Snowbird season is almost here. But before you pack your shorts and gold clubs, brush up on the rules about border crossings, out-of-province time allowances, and travel insurance basics. Over the next few weeks we’ll be reminding you of the updates you need to make to keep your winter vacation hassle free. Stay with us.
First of all: the U.S. allows you to be a visitor in the country for up to six months per calendar year; that means between January 1 and December 31 of the same year. That can be in one continuous stretch or an aggregation of shorter visits. But you’re only a visitor, no work, no business. And don’t try to run your six month allotments end to end to stretch out your stay beyond six months: border agents will assume you’re spending more time in the U.S. than in Canada and, that’s a no no.
Each province has its own rules about how long you can stay out of your home province and still retain your right to government-funded medicare. Stay out too long, and you can lose that right, in which case you will need to re-establish your residency by staying in your province for at least three months. During that time, you will be without medicare. Here are the rules in a nutshell, although there are some additional allowances in some provinces. We’ll update you on those in coming weeks.
- In B.C., Alberta, Saskatchewan, Manitoba, Quebec, Nova Scotia, PEI, NWT, Nunavut and Yukon, you are allowed to be out of the province/territory for 182 days per calendar year. That can be in one stretch or several shorter trips.
- In New Brunswick, you are allowed to be out for a total of 182 days in any consecutive 12-month period. That’s different than a calendar year and it means you can overlap from one year to the next.

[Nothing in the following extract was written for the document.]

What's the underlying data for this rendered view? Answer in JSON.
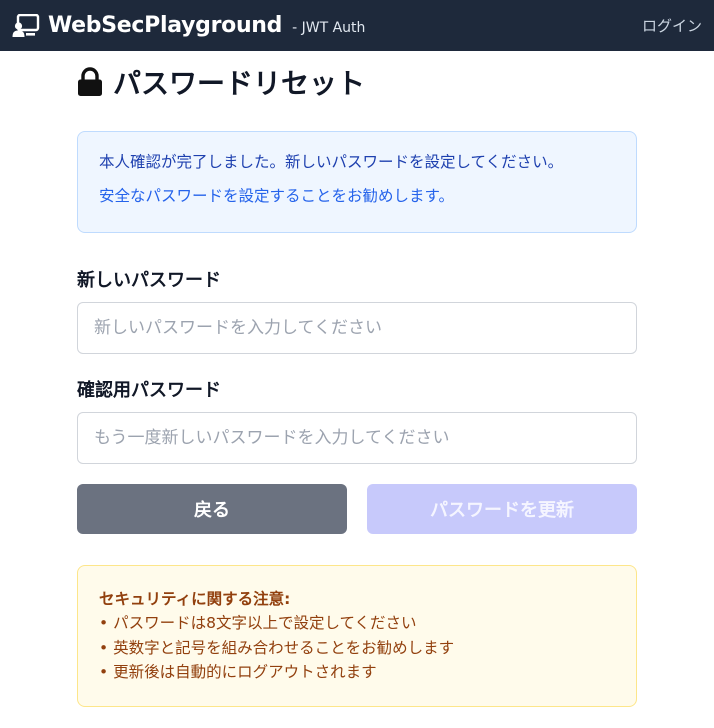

- In Ontario you are allowed to be out of the province for a total of 212 days (seven months) in any consecutive 12-month period. You can also overlap from one year to the next.
- In Newfoundland, you can be out of the province for up to eight months in any consecutive 12-month period.
And about travel insurance: you need a minimum of $1 million of medical expense coverage (many plans offer more than that), a repatriation benefit that will pay for your return to a hospital in your province by air ambulance if medically necessary, direct payment by the insurer to the hospitals and doctors that took care of you outside of Canada, coverage of expenses to bring a family member or relative to your bedside if medically necessary, and coverage of all medical and hospitals bills needed to treat your emergency.
But remember, out-of-country travel insurance will only pay for unforeseen, unexpected medical emergencies, not for medical services you planned before leaving Canada, not for elective or non-emergency care, and not for continuing care of your emergency once you are stabilized and medically able to return home.
Remember these basic rules, and your winter vacation will be a lot more enjoyable and stress free.